John Cowie enlisted with the British Army in the closing months of the War of 1812 and was sent to Canada. He returned to Canada and took up residence in Onondaga area and farmed with his sons until his death at the age of 91 years of age.
It appears that John Clements came to Canada West as a young man from Ireland. He fought along side his father Joseph and they were both given given land grants at the end of the War. John settled in the Burford/Fairfield area and went on to marry and raised his family here.
John is buried along side his wife Sarah in the Fairfield Cemetery.
James Bennet was born in New York State and came to Canada as a young man and registered as a United Empire Loyalist. Bennet fought in the War of 1812 and served as a Private in the Flank Company 2nd Regiment Lincoln Militia. After the war, Bennet was awarded a land grant and raised his family there. His wife’s name was Jerusha Van Etten (Vanatter) who was also born in the US and together they had 10 children, seven sons and three daughters.
William Gammon joined the British Regiment and was assigned to the 18th Regiment Dragoon Guards. He served part of his time in the War of 1812 and later returned to England. Gammon married his wife Sarah in England and returned to Canada, settling in the Mount Pleasant area where he farmed. William and Sarah had at least one son George who was living with them along with his wife Annie and their children as recorded during the 1871 census.
Alexander Mercherson was a native of the parish of Kilmere on the Isle of Skye. He was born about 1766. When the New Brunswick Regiment of Fencible Infantry (later the 104th (New Brunswick) Regiment of Foot) was raised in 1803, one of the recruiting parties was sent to the Highlands of Scotland. Mercherson (also spelled Murcherson and Murchison) was one of those recruited there. He joined the regiment in October 1804, probably at Inverness, at the age of 38. He may have been married at the time. His wife was Barbara Macketche, a native of Inverness. The Scottish recruits arrived in Fredericton on 20 September 1805 accompanied by seventeen women and forty-eight children. Mercherson served as a private soldier for all of his career.
William Brown Bradley and his twin brother Lewis Turner
Bradley were born in Savannah, Georgia c1771. Their father, Richard Bradley, died c1780-81. During the Revolutionary War he was employed by the Commissariat, a non-uniformed civilian body. Their mother was Sarah Turner, daughter of Lewis and Jeston Turner of Whitemarsh Island, Georgia.

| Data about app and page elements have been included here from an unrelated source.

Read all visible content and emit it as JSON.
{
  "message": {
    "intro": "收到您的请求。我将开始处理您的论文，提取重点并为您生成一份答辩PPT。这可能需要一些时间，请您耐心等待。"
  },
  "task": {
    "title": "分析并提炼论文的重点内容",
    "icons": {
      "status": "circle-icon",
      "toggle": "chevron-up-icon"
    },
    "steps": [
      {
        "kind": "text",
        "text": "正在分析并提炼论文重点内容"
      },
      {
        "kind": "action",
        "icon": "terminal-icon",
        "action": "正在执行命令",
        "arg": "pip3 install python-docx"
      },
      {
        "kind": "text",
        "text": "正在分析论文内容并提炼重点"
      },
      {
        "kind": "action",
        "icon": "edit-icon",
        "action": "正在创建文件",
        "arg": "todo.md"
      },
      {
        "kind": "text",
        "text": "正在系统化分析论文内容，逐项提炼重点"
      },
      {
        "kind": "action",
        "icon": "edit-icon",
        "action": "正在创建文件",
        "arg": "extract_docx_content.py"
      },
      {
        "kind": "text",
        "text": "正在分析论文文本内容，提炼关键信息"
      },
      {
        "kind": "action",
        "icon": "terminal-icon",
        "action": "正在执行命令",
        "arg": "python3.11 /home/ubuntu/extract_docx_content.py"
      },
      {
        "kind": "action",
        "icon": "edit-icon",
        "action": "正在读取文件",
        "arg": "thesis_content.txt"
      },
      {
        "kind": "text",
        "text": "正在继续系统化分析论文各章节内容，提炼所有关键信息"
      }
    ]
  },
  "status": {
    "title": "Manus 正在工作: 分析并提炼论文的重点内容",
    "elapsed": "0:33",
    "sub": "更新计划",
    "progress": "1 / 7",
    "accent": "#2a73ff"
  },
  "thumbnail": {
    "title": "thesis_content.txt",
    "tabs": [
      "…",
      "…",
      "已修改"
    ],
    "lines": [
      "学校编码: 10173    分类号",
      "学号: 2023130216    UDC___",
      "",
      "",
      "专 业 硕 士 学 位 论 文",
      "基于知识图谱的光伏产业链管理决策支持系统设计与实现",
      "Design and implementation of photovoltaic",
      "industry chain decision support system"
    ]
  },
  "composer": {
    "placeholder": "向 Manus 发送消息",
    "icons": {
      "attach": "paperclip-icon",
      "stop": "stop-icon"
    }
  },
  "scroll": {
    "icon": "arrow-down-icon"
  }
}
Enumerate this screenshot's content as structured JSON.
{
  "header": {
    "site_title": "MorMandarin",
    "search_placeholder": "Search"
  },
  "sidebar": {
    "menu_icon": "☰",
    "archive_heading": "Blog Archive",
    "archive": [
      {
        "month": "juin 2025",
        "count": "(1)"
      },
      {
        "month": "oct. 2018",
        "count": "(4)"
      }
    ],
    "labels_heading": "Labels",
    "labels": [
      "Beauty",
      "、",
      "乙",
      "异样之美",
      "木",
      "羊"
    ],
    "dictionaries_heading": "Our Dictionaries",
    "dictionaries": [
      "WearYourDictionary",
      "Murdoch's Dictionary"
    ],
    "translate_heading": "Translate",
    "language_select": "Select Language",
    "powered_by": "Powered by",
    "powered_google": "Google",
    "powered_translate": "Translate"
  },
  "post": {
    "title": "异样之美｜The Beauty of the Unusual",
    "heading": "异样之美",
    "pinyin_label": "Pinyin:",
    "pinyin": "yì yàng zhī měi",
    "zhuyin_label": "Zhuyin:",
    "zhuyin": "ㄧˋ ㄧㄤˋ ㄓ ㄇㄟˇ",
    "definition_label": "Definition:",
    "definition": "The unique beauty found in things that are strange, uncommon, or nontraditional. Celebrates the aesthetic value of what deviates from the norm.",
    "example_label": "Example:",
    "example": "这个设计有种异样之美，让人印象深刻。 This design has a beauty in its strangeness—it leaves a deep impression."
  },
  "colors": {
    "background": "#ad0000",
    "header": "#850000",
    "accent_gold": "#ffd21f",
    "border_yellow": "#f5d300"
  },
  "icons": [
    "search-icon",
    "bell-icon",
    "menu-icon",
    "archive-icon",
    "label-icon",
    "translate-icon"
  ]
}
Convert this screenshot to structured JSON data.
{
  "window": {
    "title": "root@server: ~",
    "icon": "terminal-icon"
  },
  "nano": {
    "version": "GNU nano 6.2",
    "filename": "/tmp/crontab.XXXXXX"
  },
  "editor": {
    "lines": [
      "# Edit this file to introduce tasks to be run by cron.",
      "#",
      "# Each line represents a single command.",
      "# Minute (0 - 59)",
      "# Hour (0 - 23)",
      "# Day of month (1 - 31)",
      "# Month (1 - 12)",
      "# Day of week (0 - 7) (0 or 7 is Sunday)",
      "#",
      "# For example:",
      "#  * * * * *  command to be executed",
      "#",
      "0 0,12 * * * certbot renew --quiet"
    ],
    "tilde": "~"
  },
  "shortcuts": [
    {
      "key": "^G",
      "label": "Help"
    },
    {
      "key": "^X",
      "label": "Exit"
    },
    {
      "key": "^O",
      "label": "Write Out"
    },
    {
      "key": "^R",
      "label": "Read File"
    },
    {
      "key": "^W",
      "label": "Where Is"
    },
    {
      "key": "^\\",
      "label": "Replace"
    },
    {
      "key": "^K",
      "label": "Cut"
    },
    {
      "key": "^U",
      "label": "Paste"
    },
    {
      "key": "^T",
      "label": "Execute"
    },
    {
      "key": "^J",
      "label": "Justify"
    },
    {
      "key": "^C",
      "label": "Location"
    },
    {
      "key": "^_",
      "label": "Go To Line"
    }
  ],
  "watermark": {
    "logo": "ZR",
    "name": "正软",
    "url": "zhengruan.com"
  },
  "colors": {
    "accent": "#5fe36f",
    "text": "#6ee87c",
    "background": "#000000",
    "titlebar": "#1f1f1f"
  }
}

Henry Merritt, born c 1794 in Stanton Parish, Wiltshire, England joined the 98th Regiment of Foot on 30 January 1812 in Newbury, Birkshire, England. He came to North America with his regiment for the War of 1812, arriving in 1814. He may have been part of the very successful British invasion of the Penobscot River as far as Bangor, Maine in 1814, by 700 British in selected companies from several regiments including the 98th Regiment. However, the Muster Rolls and Pay Lists reviewed by Yelland do not show Merritt between 1814-15.
Very little is available about Walter Story. He was 29 at the beginning of the War of 1812. Born in Ireland about 1783, he moved to Pennsylvania in 1800 and then to Upper Canada in 1809 with his extended family, settling in the Talbot Settlement on Lake Erie. He farmed and remained single. He died the 12th of February, 1831, and was buried in St. Peter’s Cemetery, Dunwich Township.
Colonel the Honourable Thomas Talbot was born into an Anglo-Irish aristocratic family, on ancestral lands in Malahide, Republic of Ireland, which the Talbots had owned since the 12th century. He was born on July 19, 1771, the fourth of twelve children. At the age of 11, he was commissioned ensign in the 66th Regiment of Foot, British Army. In February, 1792, at 20 years of age, he was in Montreal with the 24th Foot when he was named private secretary to John Graves Simcoe, the first lieutenant governor of the new province of Upper Canada. With Simcoe, and later on Simcoe’s behalf, Talbot traveled extensively between York and Detroit, bounded by the Thames River and the Lake Erie shoreline.
Philip Embury was born c 1785-87 in Fredericksburgh Township, a son of Loyalist Andrew Embury UE and Jane Bell, (herself a daughter of a UE). Philip was named after his great-uncle Philip Embury who is considered to be the founder of Methodism in America.